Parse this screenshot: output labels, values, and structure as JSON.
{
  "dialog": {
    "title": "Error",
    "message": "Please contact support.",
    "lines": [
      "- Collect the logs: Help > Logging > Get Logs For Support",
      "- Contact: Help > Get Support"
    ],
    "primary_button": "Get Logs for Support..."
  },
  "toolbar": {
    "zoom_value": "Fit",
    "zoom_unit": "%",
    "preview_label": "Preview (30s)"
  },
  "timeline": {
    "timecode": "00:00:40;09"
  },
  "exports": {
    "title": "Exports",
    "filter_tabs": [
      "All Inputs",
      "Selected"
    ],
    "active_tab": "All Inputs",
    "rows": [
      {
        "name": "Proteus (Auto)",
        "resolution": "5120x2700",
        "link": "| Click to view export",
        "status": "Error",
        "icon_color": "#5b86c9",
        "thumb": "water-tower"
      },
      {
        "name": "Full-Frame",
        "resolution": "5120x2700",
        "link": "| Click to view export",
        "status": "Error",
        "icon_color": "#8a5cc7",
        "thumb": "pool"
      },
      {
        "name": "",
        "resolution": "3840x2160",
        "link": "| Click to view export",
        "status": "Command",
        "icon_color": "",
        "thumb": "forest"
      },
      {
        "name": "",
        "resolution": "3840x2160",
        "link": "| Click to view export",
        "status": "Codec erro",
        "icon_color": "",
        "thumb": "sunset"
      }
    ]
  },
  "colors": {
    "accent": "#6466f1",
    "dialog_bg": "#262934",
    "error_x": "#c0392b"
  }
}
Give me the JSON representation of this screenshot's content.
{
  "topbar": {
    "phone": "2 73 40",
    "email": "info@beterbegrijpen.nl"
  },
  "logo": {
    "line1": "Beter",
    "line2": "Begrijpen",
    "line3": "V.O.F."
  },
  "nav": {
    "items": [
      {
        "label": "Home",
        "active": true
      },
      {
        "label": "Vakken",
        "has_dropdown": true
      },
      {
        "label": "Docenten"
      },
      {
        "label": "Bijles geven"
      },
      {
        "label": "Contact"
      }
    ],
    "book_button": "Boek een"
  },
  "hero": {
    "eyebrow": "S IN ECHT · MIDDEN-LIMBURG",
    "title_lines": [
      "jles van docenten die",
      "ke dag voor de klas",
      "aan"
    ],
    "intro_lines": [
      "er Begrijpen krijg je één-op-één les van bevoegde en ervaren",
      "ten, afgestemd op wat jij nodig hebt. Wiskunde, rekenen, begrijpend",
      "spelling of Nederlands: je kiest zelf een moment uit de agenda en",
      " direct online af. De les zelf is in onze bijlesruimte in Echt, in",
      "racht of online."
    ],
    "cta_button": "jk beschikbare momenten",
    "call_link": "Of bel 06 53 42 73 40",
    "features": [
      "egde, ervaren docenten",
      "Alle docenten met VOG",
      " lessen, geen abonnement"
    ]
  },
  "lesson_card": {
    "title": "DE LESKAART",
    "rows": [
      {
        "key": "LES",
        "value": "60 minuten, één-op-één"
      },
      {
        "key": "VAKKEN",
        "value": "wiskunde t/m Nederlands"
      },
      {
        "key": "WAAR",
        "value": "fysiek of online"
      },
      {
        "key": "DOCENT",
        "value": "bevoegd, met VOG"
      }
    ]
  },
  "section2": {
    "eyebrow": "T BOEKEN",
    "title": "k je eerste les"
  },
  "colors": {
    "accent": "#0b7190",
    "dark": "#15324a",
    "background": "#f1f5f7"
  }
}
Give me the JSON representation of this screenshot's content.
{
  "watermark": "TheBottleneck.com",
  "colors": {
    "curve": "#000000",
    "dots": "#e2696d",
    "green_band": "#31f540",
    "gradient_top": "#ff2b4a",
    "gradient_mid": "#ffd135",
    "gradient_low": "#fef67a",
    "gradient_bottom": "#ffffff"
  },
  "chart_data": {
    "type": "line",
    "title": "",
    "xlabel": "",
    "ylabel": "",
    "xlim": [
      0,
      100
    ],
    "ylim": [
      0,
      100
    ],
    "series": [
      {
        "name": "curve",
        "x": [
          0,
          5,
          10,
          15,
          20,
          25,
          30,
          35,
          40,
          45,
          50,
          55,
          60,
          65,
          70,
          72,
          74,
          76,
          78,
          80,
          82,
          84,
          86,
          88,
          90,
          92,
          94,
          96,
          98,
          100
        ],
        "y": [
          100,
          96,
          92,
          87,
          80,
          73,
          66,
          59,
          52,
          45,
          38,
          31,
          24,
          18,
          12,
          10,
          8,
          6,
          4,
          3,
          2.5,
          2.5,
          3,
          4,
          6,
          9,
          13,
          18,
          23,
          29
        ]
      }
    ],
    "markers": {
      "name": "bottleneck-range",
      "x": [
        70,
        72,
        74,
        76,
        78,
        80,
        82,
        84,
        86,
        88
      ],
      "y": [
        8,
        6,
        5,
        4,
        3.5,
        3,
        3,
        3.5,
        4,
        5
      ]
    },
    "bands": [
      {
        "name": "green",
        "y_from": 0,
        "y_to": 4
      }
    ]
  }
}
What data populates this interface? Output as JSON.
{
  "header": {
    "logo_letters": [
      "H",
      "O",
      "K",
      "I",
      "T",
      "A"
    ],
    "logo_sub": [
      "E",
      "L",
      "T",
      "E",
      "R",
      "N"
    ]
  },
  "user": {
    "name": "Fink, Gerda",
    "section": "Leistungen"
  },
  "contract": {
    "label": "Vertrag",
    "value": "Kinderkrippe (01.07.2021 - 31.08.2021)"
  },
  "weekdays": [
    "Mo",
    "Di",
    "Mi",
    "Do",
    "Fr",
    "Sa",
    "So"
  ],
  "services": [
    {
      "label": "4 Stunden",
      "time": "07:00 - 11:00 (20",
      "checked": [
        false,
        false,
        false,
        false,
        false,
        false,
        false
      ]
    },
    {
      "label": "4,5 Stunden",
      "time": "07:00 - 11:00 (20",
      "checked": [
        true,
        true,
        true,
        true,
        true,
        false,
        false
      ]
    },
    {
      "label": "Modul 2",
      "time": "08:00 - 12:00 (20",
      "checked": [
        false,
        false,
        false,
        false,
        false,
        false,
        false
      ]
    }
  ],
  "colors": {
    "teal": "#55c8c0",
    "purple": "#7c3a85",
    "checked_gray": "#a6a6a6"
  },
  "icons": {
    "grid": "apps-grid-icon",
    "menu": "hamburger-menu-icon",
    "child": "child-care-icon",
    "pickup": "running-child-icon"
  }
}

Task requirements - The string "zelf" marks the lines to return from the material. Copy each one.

Output of the exercise -
      "spelling of Nederlands: je kiest zelf een moment uit de agenda en",
      " direct online af. De les zelf is in onze bijlesruimte in Echt, in",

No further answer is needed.